Is it just me, or does anyone else find the Daily Express’ “We stand for traditional values” TV campaign more than a little sinister?

I don’t like people pointing guns at me. It makes me nervous.

I’ve just had my second laptop hard-drive die on me in about 6 months. After much hassle, I am finally back with access to MOST of my data (down to a nice little auto-incremental backup tool I use).

The only thing that went smoothly was restoring Firefox — those guys really are getting ahead of the industry in terms of install/reinstall usability now. I literally just downloaded the install, ran it, used MozBackup to restore my profile (which I had rushed to save as soon as the laptop starting making grinding noises…) and now I’m back. With all my (many thousands of) bookmarks, saved logins and even my plugins loaded for me. No effort whatsoever.

It got me thinking though — lots of people get very worried about their stuff being hosted. I’ve heard people who object to Flickr because “the servers might go down and I’d lose EVERYTHING!”. I suppose they have a point, especially when their data is being encrypted away from them (not the case with Flickr, but there are some offenders).

The other side of the argument is this though: do you really think that your hardware and backup regimen is BETTER than that of the company you are concerned about?

When my harddrive started making sounds like it was trying to grind sand into powder, I was suddenly very happy that so much of my life was online. The really important bookmarks? Largely on delicious and this blog. The photos? Flickr. OK, so my document management is a little haphazard — I imagine I can fix that.

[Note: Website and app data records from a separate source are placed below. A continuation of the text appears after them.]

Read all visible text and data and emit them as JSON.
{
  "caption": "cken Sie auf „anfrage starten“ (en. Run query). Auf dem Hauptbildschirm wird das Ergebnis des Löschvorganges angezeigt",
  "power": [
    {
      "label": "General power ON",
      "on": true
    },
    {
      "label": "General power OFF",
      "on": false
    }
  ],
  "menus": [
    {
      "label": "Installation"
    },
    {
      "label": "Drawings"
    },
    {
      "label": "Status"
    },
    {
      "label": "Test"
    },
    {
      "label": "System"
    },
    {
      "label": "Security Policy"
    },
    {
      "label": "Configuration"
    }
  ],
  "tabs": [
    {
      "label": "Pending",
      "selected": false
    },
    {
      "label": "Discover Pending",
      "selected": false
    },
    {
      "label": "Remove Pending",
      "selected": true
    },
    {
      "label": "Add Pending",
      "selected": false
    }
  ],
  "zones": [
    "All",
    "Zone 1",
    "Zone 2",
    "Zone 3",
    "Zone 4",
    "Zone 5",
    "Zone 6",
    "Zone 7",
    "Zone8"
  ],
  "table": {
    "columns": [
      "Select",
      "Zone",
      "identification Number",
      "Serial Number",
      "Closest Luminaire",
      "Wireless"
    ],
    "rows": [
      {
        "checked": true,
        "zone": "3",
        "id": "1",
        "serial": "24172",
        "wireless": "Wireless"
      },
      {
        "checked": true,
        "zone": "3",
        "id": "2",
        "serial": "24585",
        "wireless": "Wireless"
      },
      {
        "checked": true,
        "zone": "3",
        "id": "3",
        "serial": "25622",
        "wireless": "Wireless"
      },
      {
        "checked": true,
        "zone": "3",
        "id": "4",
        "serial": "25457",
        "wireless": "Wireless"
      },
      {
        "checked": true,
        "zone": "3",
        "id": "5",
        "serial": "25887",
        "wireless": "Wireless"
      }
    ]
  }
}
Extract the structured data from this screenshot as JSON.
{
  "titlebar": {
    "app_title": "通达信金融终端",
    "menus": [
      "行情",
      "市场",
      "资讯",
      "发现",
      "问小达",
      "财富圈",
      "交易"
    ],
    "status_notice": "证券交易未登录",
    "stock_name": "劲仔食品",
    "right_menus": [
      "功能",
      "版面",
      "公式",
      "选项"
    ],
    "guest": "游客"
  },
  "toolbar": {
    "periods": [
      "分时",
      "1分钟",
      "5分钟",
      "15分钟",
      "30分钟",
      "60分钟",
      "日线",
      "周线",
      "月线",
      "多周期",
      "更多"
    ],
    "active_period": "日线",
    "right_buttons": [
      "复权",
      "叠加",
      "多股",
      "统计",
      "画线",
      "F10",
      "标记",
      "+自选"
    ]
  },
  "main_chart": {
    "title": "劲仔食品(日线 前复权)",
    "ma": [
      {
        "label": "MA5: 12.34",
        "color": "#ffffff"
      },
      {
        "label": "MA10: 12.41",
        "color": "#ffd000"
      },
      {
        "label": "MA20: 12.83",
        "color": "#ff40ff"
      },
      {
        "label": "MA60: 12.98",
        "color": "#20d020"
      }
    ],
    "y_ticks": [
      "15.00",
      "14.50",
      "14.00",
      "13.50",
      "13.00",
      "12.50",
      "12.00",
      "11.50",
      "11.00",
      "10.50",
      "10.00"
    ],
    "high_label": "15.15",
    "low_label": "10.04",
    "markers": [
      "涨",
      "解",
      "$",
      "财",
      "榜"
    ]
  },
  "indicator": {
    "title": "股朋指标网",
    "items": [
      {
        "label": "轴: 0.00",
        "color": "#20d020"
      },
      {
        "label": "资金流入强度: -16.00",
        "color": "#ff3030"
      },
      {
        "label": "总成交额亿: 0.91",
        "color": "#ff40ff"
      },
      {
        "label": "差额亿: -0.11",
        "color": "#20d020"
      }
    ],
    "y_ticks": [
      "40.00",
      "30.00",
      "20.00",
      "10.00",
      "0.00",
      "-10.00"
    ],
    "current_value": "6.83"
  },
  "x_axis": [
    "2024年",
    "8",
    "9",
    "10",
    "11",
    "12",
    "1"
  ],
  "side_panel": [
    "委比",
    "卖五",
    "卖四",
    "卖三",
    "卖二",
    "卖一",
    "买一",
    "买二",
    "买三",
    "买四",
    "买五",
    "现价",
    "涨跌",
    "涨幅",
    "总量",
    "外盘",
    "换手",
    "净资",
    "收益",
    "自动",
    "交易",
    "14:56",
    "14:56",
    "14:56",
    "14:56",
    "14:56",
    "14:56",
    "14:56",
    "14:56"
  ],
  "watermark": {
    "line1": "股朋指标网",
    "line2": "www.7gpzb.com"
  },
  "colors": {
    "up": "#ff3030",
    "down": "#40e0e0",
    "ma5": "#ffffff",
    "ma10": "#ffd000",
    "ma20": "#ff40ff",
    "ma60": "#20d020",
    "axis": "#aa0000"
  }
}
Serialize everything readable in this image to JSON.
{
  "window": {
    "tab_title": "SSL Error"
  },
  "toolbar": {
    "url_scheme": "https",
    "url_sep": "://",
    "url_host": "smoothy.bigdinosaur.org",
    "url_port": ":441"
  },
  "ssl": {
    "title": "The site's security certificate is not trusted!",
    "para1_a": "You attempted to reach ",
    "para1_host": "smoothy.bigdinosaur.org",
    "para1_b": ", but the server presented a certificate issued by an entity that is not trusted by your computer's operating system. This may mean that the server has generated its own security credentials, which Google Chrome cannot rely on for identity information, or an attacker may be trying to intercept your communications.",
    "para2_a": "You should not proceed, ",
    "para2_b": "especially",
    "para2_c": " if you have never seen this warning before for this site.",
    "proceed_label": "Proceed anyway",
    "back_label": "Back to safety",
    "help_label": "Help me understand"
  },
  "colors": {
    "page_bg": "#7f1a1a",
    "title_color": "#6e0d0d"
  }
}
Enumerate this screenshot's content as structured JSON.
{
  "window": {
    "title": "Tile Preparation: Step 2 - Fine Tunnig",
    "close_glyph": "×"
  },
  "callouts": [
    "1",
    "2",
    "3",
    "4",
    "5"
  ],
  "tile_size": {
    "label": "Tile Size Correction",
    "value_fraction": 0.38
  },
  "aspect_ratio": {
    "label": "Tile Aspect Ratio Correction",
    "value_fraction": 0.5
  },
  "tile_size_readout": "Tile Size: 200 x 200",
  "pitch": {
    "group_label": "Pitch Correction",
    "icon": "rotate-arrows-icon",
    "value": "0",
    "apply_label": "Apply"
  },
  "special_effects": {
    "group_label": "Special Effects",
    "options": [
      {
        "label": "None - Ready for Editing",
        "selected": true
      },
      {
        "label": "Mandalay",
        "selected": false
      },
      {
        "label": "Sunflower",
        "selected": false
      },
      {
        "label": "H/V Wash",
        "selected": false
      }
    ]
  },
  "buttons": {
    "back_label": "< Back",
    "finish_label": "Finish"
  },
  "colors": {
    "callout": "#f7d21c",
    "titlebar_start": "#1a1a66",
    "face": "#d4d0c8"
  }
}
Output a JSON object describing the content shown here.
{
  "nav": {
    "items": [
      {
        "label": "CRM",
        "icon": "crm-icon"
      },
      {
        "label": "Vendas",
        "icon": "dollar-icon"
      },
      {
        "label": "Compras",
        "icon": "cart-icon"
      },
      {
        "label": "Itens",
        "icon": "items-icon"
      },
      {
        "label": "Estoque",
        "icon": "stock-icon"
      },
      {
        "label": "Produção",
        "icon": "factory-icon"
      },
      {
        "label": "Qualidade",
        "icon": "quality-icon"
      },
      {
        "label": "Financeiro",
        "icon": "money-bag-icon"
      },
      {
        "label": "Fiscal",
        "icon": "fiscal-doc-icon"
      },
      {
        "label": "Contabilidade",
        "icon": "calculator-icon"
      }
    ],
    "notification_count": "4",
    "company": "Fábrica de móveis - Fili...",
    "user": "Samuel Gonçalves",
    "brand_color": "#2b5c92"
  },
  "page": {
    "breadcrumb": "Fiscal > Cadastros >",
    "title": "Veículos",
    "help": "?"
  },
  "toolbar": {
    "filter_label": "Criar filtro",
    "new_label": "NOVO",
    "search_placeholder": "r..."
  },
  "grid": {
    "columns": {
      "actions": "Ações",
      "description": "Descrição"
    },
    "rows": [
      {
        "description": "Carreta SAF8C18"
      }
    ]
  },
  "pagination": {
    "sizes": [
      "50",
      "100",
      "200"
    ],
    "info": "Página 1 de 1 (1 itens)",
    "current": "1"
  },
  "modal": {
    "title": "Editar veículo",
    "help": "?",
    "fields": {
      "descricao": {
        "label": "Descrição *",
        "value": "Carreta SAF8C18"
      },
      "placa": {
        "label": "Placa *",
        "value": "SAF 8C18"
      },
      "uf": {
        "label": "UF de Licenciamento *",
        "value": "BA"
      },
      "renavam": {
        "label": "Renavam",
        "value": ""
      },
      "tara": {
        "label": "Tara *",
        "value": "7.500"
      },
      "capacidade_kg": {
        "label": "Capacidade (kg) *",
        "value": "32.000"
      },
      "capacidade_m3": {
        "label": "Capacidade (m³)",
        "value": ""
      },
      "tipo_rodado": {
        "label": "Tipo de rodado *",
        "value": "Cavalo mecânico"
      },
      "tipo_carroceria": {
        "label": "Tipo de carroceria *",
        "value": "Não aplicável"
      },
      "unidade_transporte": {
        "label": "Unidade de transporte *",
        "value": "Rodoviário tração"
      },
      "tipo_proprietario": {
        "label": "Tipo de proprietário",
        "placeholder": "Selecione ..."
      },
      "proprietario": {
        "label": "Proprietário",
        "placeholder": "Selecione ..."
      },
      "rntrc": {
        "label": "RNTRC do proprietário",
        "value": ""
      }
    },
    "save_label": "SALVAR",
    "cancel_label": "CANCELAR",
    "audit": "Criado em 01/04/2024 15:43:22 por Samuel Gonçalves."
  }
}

I’m quite enjoying relying on other people to keep systems up and running, to make sure backups are happening of my stuff on the web. They seem to be a lot better at it than I want to have to be 😉